  • Following the development of serious respiratory depression (post tracheotomy tracheal stenosis), the patient was again transferred to the department of Pulmonary Medicine on June 2008. (doctorsmedicalopinion.com)
  • Predictors of Delayed Postoperative Respiratory Depression Assessed from Naloxone Administration. (medtronic.com)
  • The measurement items were: respiratory function, respiratory muscle strength, lower and upper limb muscle strength, the 30-sec chair-stand test (CS-30), timed up and go test (TUG), 6-minute walking test (6MWT), incremental shuttle walking test (ISWT), Nagasaki university respiratory questionnaire (NRADL), and St. George's respiratory questionnaire (SGRQ). (nii.ac.jp)
  • The incidence of respiratory insufficiency ranges from 5% to 41% of patients. (medtronic.com)

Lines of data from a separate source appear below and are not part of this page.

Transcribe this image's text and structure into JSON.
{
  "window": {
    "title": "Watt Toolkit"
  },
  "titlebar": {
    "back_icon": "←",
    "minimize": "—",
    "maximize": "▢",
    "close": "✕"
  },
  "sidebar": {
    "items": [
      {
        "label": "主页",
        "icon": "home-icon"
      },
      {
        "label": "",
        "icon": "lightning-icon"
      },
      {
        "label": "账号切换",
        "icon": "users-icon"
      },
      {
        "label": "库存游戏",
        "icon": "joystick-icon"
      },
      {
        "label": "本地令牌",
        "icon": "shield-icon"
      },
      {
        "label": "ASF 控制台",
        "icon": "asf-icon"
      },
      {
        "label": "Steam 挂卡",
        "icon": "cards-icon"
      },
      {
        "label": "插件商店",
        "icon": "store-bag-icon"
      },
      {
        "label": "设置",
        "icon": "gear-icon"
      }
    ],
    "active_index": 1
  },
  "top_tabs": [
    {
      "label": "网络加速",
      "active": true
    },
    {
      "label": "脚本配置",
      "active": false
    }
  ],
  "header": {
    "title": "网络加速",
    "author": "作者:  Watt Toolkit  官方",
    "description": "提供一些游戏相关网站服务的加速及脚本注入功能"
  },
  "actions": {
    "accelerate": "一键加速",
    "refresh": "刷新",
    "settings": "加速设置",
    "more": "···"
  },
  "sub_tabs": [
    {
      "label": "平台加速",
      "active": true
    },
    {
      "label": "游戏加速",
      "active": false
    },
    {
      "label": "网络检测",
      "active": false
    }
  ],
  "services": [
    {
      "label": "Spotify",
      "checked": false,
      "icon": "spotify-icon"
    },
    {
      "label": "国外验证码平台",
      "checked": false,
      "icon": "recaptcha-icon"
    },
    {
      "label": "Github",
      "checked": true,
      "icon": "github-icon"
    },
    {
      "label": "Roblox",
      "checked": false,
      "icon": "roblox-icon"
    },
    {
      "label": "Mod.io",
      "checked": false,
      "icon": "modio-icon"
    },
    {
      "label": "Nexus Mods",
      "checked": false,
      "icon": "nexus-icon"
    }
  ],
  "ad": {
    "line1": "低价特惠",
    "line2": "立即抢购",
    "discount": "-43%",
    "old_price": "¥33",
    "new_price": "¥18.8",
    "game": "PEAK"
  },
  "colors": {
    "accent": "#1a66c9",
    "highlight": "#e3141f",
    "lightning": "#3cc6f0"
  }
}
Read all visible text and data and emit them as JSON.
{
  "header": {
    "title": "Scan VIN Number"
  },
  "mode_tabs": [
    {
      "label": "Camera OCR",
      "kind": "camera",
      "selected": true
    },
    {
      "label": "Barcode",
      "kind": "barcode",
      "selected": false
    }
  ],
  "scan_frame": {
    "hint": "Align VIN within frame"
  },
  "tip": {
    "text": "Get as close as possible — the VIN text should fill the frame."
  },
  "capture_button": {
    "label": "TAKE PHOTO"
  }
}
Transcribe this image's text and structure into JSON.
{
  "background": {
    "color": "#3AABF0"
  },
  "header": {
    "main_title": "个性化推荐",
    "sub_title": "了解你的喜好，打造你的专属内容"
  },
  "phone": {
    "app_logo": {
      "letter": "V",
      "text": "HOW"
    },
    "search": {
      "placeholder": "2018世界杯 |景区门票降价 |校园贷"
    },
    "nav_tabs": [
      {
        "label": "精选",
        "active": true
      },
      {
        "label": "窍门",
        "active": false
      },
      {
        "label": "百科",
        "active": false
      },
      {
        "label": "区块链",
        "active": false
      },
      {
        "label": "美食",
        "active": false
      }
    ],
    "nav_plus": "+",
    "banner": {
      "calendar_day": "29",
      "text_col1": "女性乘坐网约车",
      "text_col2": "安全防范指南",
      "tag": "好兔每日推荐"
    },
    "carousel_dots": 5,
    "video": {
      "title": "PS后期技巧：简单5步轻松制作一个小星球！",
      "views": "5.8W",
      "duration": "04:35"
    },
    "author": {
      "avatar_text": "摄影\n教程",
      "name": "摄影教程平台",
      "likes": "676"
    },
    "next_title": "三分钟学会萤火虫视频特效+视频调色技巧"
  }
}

  • We previously reported an association between relative L-ficolin deficiency and recurrent respiratory infections co-existing with allergic disorders in children. (semanticscholar.org)
  • The maintenance of gas exchange may be tenuous in the injured patient because of dysfunction in three key elements of the respiratory system. (mhmedical.com)
  • CNS dysfunction from injury impairs respiratory drive, as do many medications routinely used for sedation and analgesia. (mhmedical.com)
  • velopharyngeal insufficiency inadequate velopharyngeal closure , due to a condition such as cleft palate or muscular dysfunction, resulting in defective speech. (thefreedictionary.com)
  • Safety and efficacy of diaphragm pacing in patients with respiratory insufficiency due to amyotrophic lateral sclerosis (DiPALS): a multicentre, open-label, randomised controlled trial. (ox.ac.uk)
  • The Breathe NIOV™ System will reduce the work of breathing in subjects with chronic respiratory insufficiency who require long-term oxygen therapy (LTOT). (clinicaltrials.gov)
  • Chronic respiratory insufficiency (CRI) is associated with nocturnal hypoventilation. (ersjournals.com)
  • Advantages of delayed-action intermittent corticotherapy in the treatment of asthma and chronic respiratory insufficiency]. (semanticscholar.org)
  • Patients that undergo the gastric weight loss surgery reportedly encounter less respiratory problems like asthma. (selfgrowth.com)